Using mobile phones when driving

We all know that it’s illegal (and dangerous) to use a hand-held phone while driving (or riding a motorcycle) – in fact, using a hand-held mobile phone while driving any vehicle has been illegal since 2003. But did you also know that the rules are the same if you’re stopped at traffic lights or queuing in traffic? Or that it’s also illegal to use a hand-held phone or similar device when supervising a learner driver?

The law states that you must stay in full control of your vehicle at all times, and the police can stop you if they think you’re not in control because you’re distracted. This can include being distracted by using things like your satnav or car radio. You can also be stopped if you’re seen eating or drinking while driving.

So, when you can use a phone in your vehicle?

Let’s assume you’re the driver, in which case, you can only use your phone in a vehicle if you either need to call 999 or 112 in an emergency and it’s unsafe or impractical to stop, or you are safely parked


What are the penalties for using your phone while driving?

Current punishments for being caught include three penalty points on your licence and a fine of £100, but you could also be taken to court and could be disqualified from driving with a maximum fine of £1000. Drivers of buses or goods vehicles could get a maximum fine of £2500.

However, from 1 March the fixed penalty for the offence will increase from three to six for all drivers and the fine will double to £200.

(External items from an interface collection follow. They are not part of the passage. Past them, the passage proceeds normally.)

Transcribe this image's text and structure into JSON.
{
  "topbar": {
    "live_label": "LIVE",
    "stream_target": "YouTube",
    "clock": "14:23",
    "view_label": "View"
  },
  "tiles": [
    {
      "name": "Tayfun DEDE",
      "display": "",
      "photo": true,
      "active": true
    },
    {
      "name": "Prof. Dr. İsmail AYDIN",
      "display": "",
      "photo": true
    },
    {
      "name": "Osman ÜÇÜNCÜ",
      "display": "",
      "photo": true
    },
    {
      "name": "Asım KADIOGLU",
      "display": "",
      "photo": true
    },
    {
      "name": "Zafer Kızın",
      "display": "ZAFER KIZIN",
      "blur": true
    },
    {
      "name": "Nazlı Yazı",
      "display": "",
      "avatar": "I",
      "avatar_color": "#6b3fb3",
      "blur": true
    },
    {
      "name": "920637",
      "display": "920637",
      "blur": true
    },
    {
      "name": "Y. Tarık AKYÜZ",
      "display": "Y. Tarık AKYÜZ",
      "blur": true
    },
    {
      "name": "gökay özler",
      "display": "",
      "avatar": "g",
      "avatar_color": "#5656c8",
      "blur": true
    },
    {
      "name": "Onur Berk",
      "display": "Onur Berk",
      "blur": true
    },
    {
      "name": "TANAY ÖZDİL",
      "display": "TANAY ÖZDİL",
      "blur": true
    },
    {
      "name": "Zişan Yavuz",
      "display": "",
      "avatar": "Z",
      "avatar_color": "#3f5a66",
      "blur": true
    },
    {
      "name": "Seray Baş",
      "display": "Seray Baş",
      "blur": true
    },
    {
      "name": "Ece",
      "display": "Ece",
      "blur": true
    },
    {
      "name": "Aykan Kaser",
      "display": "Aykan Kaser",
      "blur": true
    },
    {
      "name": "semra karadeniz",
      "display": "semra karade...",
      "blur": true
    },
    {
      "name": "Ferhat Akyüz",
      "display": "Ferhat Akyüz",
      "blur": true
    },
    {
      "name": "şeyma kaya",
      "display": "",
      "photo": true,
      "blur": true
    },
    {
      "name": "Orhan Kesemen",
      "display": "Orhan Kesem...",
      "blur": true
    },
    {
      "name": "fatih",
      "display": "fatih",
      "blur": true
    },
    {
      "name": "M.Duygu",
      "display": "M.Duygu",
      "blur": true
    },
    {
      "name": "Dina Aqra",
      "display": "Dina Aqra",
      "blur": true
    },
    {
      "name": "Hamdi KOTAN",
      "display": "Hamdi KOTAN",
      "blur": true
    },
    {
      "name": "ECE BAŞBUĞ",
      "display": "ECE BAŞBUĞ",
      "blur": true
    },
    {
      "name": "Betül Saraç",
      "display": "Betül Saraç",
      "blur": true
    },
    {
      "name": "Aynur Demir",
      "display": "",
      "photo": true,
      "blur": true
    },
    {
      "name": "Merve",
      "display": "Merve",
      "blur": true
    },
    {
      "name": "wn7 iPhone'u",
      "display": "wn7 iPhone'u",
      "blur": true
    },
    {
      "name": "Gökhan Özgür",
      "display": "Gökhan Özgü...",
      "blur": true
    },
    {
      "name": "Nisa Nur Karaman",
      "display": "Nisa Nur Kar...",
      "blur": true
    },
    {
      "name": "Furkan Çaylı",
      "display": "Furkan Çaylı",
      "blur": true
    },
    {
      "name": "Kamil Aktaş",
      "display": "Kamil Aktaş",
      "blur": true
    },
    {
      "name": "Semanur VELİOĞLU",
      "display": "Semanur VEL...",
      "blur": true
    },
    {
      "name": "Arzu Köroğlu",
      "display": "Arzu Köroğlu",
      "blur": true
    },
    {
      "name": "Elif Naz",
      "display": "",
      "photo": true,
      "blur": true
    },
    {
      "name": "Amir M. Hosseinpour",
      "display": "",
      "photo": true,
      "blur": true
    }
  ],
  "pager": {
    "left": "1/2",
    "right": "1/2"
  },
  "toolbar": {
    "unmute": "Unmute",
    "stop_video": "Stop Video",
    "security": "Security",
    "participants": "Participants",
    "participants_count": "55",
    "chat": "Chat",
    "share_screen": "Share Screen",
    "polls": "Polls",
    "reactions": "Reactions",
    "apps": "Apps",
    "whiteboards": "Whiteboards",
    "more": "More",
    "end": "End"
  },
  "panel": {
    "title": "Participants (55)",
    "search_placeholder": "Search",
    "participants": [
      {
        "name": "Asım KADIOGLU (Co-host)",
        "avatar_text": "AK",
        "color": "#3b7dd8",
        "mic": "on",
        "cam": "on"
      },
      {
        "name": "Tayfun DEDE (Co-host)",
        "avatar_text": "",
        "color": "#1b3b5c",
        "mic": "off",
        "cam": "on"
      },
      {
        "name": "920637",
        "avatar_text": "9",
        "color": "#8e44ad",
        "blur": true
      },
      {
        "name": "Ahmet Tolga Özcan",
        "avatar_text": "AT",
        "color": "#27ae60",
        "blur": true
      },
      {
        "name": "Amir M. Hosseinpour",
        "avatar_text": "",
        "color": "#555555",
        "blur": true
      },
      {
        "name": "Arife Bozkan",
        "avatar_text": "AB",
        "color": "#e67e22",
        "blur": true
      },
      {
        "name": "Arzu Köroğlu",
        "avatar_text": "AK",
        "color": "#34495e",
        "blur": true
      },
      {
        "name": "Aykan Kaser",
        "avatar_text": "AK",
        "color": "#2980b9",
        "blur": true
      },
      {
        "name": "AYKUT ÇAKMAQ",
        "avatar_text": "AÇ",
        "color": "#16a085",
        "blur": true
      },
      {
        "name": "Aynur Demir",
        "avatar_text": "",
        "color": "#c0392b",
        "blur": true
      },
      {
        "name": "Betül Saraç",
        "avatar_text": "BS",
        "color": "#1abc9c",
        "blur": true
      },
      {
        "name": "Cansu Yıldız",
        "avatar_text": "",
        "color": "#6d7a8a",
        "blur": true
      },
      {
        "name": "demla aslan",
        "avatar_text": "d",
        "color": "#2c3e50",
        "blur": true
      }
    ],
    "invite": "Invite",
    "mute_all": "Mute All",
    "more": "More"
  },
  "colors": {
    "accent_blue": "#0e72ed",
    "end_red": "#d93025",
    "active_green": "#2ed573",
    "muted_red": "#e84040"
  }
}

Maybe a brand new Vauxhall with Bluetooth and built-in satnav would be a safer alternative…